The explanation of the connection between faith and certainty put forward by the philosopher Ludwig Wittgenstein is well known. For Wittgenstein, believing can be compared to the experience of falling in love: it is something subjective which cannot be proposed as a truth valid for everyone. Indeed, most people nowadays would not consider love as related in any way to truth. Love is seen as an experience associated with the world of fleeting emotions, no longer with truth.
But is this an adequate description of love? Love cannot be reduced to an ephemeral emotion. True, it engages our affectivity, but in order to open it to the beloved and thus to blaze a trail leading away from self-centredness and towards another person, in order to build a lasting relationship; love aims at union with the beloved. Here we begin to see how love requires truth.
Only to the extent that love is grounded in truth can it endure over time, can it transcend the passing moment and be sufficiently solid to sustain a shared journey.
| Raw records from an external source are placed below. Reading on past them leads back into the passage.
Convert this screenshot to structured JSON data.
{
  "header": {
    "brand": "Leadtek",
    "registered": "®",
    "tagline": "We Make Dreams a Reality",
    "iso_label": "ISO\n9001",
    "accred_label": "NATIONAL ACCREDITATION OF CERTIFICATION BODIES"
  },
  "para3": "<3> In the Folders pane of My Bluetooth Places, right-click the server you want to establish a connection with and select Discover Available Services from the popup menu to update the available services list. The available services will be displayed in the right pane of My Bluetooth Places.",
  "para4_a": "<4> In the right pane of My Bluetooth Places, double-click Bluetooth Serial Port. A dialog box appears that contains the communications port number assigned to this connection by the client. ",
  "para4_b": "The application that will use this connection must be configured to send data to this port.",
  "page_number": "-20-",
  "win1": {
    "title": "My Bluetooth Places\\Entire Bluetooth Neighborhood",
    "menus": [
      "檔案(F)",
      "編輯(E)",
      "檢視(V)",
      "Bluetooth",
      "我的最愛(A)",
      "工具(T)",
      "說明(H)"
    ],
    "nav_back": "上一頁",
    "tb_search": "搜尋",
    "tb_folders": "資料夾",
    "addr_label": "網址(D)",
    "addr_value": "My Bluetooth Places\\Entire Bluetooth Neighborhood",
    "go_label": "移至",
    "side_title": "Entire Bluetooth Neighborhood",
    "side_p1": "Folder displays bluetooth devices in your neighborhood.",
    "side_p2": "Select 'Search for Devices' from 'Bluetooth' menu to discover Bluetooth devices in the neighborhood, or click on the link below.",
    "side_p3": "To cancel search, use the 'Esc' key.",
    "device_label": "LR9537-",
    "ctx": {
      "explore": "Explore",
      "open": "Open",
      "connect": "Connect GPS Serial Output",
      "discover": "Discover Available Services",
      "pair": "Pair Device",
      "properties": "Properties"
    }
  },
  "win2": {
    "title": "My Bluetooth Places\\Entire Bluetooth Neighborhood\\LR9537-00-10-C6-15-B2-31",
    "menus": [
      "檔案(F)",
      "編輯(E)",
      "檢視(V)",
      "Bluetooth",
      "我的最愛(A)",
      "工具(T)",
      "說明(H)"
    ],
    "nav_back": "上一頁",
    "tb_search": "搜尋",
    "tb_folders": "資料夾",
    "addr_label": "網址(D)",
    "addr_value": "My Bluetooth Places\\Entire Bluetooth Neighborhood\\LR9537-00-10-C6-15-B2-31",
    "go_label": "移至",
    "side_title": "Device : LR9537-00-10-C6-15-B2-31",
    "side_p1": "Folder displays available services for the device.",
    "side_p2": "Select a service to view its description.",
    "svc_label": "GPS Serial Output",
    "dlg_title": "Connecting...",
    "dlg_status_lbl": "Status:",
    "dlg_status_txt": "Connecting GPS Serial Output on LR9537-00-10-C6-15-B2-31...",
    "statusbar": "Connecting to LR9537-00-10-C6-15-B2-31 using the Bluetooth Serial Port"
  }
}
If love is not tied to truth, it falls prey to fickle emotions and cannot stand the test of time. True love, on the other hand, unifies all the elements of our person and becomes a new light pointing the way to a great and fulfilled life. Without truth, love is incapable of establishing a firm bond; it cannot liberate our isolated ego or redeem it from the fleeting moment in order to create life and bear fruit.
Lumen Fidei 27
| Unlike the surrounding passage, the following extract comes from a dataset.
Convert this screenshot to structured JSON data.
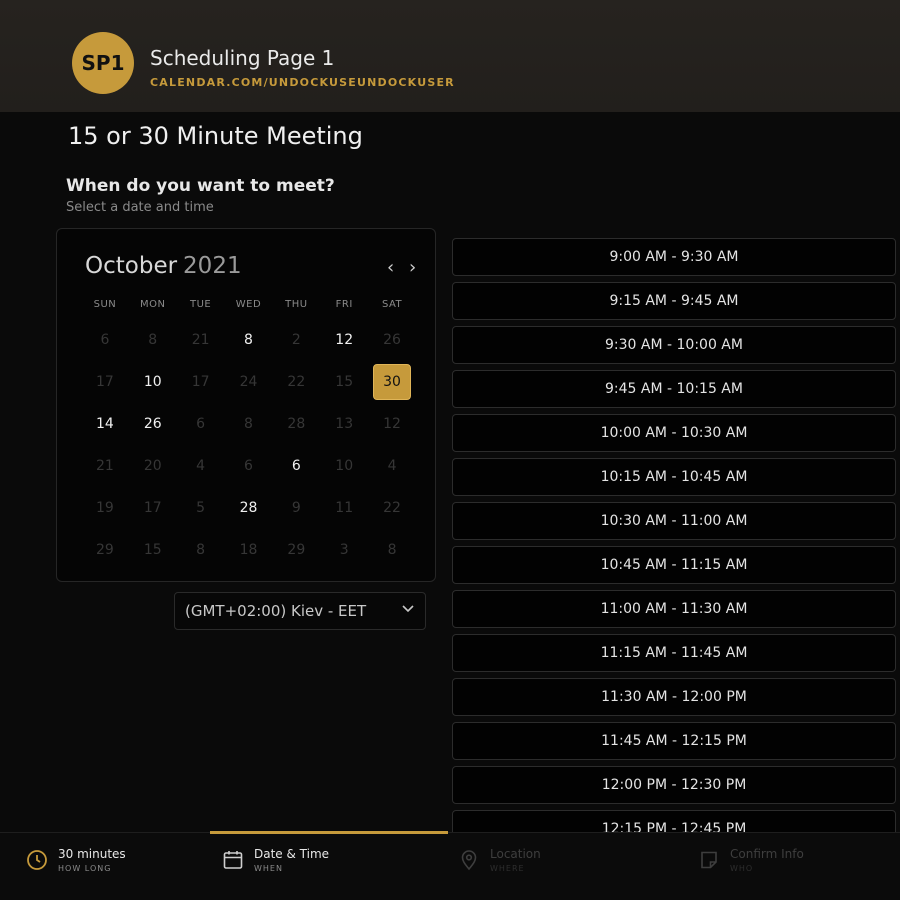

Reflection – This section of the encyclical seems to be generating interest and discussion, both in my combox and on my FB page. I am in full swing giving a retreat to seminarians right now, and can contribute little beyond the actual posts – anyhow, discuss away.
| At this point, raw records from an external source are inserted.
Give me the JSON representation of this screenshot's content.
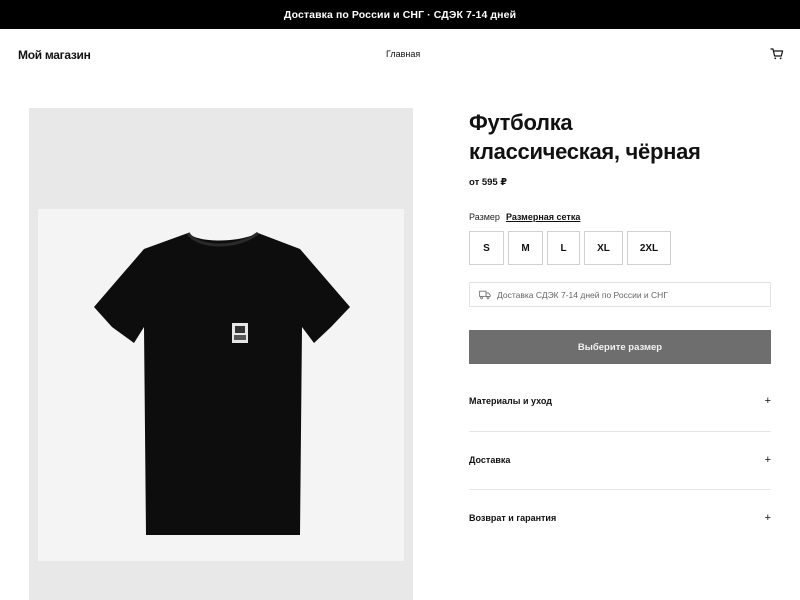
{
  "announcement": "Доставка по России и СНГ · СДЭК 7-14 дней",
  "header": {
    "logo": "Мой магазин",
    "nav_home": "Главная",
    "cart_icon": "cart-icon"
  },
  "product": {
    "title_line1": "Футболка",
    "title_line2": "классическая, чёрная",
    "price": "от 595 ₽",
    "size_label": "Размер",
    "size_chart": "Размерная сетка",
    "sizes": [
      "S",
      "M",
      "L",
      "XL",
      "2XL"
    ],
    "delivery_note": "Доставка СДЭК 7-14 дней по России и СНГ",
    "cta": "Выберите размер",
    "accordions": [
      {
        "label": "Материалы и уход",
        "icon": "+"
      },
      {
        "label": "Доставка",
        "icon": "+"
      },
      {
        "label": "Возврат и гарантия",
        "icon": "+"
      }
    ]
  },
  "colors": {
    "announcement_bg": "#000000",
    "cta_bg": "#6e6e6e",
    "gallery_bg": "#e8e8e8"
  }
}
Here we see Pope Benedict (this is definitely his work) tackling the false dichotomy of truth and love. In this passage he shows the insufficiency of love without truth; tomorrow he will discuss the inadequacy of truth without love.
It is easy to craft some fantastical soap-opera scenario to demonstrate this, whereby Joe falls in love with Jane and they enter an intense romance, eventually becoming engaged. Joe finds out, shortly before their wedding, that not one thing Jane has told him about herself is true, from her name to her virtually every biographical fact, even to her likes and dislikes, opinions and beliefs, hopes and dreams. For some reason or other, her whole presentation of herself was a tissue of lies.
Would Joe simply shrug that off and say, “That’s OK – I don’t actually need to know anything about you!” and proceed happily along? It is entirely possible that Joe has in some fashion in their courtship encountered the real ‘Jane’ (or whoever) and would be willing to forgive the deception and move forward… but in anything resembling a healthy human dynamic, that moving forward would mean moving towards truth, towards knowing who this person really is and establishing the relationship on an actual footing of mutual disclosure and knowledge. If ‘Jane’ were unwilling to do that, then in what sense are she and Joe even in a relationship?
OK, enough with the melodrama (in tomorrow’s episode, the arrival of Jane’s mother brings a shocking revelation to Joe – she’s a Yeti!!! (You know, I could actually write this stuff)).
The fact is, with the stirring up of love in the heart, there is a stirring up of a deep hunger to know the person. And also, to know what is good for that person, what will help them, serve them, do them well. Think of the movie Lorenzo’s Oil, based on a true story, where the father of a desperately sick child ended up developing a treatment for his son’s rare disease despite having no medical training or knowledge beforehand.
Love is not opposed to truth or in some other category than truth. Love seeks truth, both the truth of the beloved and the truth for the beloved. It is love, in other words, that unites the true and the good in a contemplation of the beautiful.
All of this is miles away from where we started and where we need to get back to – the Church’s ongoing proclamation of hard and unwelcome truths and dogmas in the modern world. But surely this is at least addresses the charge that to proclaim an unwelcome truth is an unloving act. If I love someone, I sure as heck want to know if they have cancer, and how bad it is, and how radical a course of treatment they need to engage in, even if it will cause them (and me) great pain and travail.
The Church, in its love for the modern world, has to deliver a certain amount of ‘bad diagnoses’ and prescribe a certain amount of painful medications and arduous therapies. You may disagree with the diagnosis and reject the therapy, but at least theoretically, you can see that this is a loving act. As I said to the seminarians here yesterday, the Church has to keep preaching the hard teachings about morality for the simple reason that people are dying, every day, because those teachings are not accepted.
It would be the opposite of love—hatred and indifference, really—to withhold the truth from the world about these matters. Love requires truth… but truth requires great love and mercy, and that’s where we’ll go tomorrow.